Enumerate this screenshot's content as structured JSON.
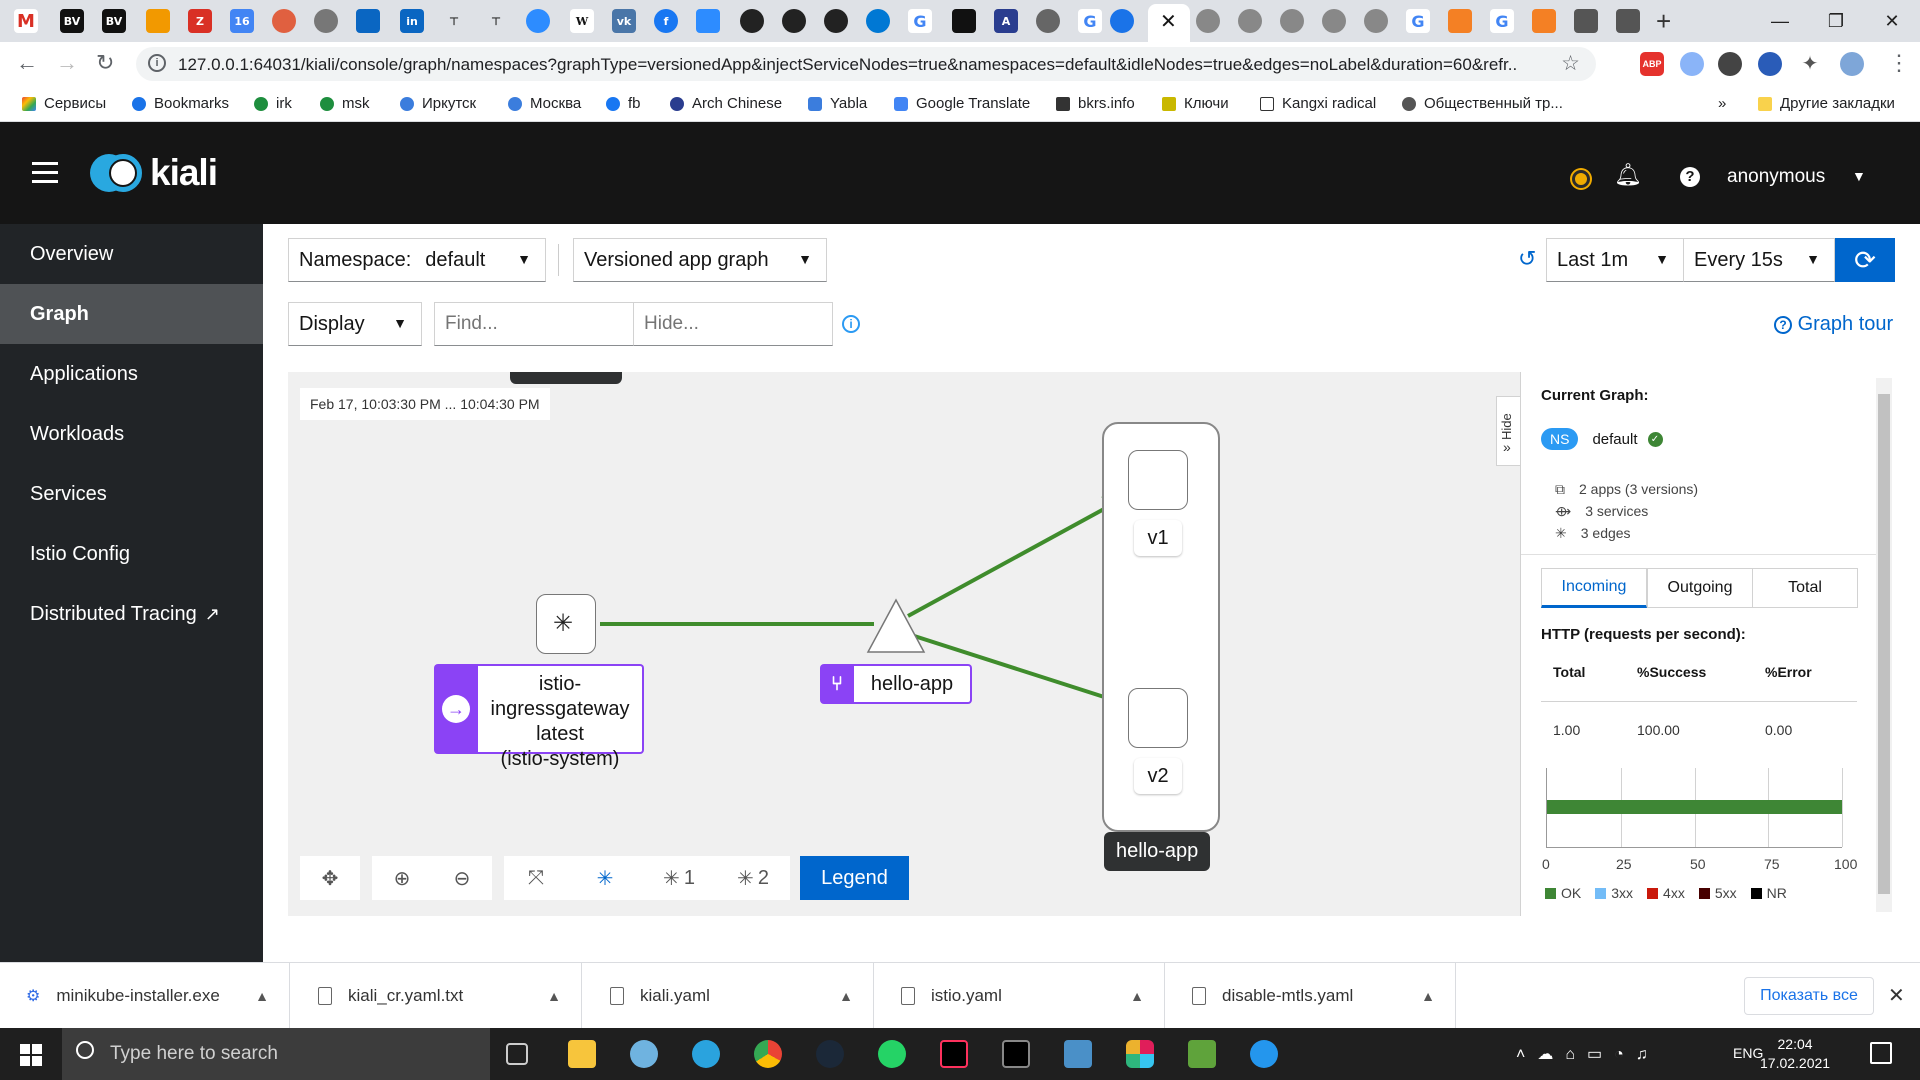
{
  "browser": {
    "url": "127.0.0.1:64031/kiali/console/graph/namespaces?graphType=versionedApp&injectServiceNodes=true&namespaces=default&idleNodes=true&edges=noLabel&duration=60&refr...",
    "bookmarks": [
      "Сервисы",
      "Bookmarks",
      "irk",
      "msk",
      "Иркутск",
      "Москва",
      "fb",
      "Arch Chinese",
      "Yabla",
      "Google Translate",
      "bkrs.info",
      "Ключи",
      "Kangxi radical",
      "Общественный тр...",
      "Другие закладки"
    ]
  },
  "masthead": {
    "logo": "kiali",
    "user": "anonymous"
  },
  "sidebar": {
    "items": [
      {
        "label": "Overview"
      },
      {
        "label": "Graph"
      },
      {
        "label": "Applications"
      },
      {
        "label": "Workloads"
      },
      {
        "label": "Services"
      },
      {
        "label": "Istio Config"
      },
      {
        "label": "Distributed Tracing"
      }
    ]
  },
  "toolbar": {
    "namespace_label": "Namespace:",
    "namespace_value": "default",
    "graph_type": "Versioned app graph",
    "duration": "Last 1m",
    "refresh": "Every 15s",
    "display": "Display",
    "find_placeholder": "Find...",
    "hide_placeholder": "Hide...",
    "graph_tour": "Graph tour"
  },
  "graph": {
    "timestamp": "Feb 17, 10:03:30 PM ... 10:04:30 PM",
    "gateway_label_line1": "istio-ingressgateway",
    "gateway_label_line2": "latest",
    "gateway_label_line3": "(istio-system)",
    "service_label": "hello-app",
    "v1_label": "v1",
    "v2_label": "v2",
    "app_box_label": "hello-app",
    "edge_color": "#3f8c2c",
    "toolbar_layout1": "1",
    "toolbar_layout2": "2",
    "legend_button": "Legend"
  },
  "side_panel": {
    "hide_tab": "Hide",
    "title": "Current Graph:",
    "ns_badge": "NS",
    "namespace": "default",
    "apps_summary": "2 apps (3 versions)",
    "services_summary": "3 services",
    "edges_summary": "3 edges",
    "tabs": [
      "Incoming",
      "Outgoing",
      "Total"
    ],
    "http_title": "HTTP (requests per second):",
    "columns": [
      "Total",
      "%Success",
      "%Error"
    ],
    "row": [
      "1.00",
      "100.00",
      "0.00"
    ],
    "chart_ticks": [
      "0",
      "25",
      "50",
      "75",
      "100"
    ],
    "ok_percent": 100,
    "legend": [
      {
        "label": "OK",
        "color": "#3e8635"
      },
      {
        "label": "3xx",
        "color": "#73bcf7"
      },
      {
        "label": "4xx",
        "color": "#c9190b"
      },
      {
        "label": "5xx",
        "color": "#470000"
      },
      {
        "label": "NR",
        "color": "#000000"
      }
    ]
  },
  "downloads": {
    "items": [
      "minikube-installer.exe",
      "kiali_cr.yaml.txt",
      "kiali.yaml",
      "istio.yaml",
      "disable-mtls.yaml"
    ],
    "show_all": "Показать все"
  },
  "taskbar": {
    "search_placeholder": "Type here to search",
    "language": "ENG",
    "time": "22:04",
    "date": "17.02.2021"
  }
}
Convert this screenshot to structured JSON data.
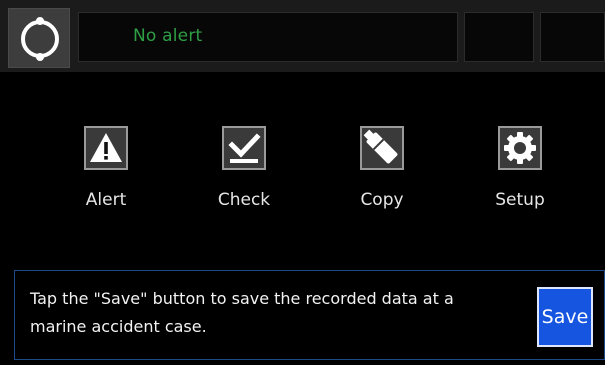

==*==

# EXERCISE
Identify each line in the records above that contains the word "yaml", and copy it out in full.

# TASK RESULT
      "kiali_cr.yaml.txt",
      "kiali.yaml",
      "istio.yaml",
      "disable-mtls.yaml"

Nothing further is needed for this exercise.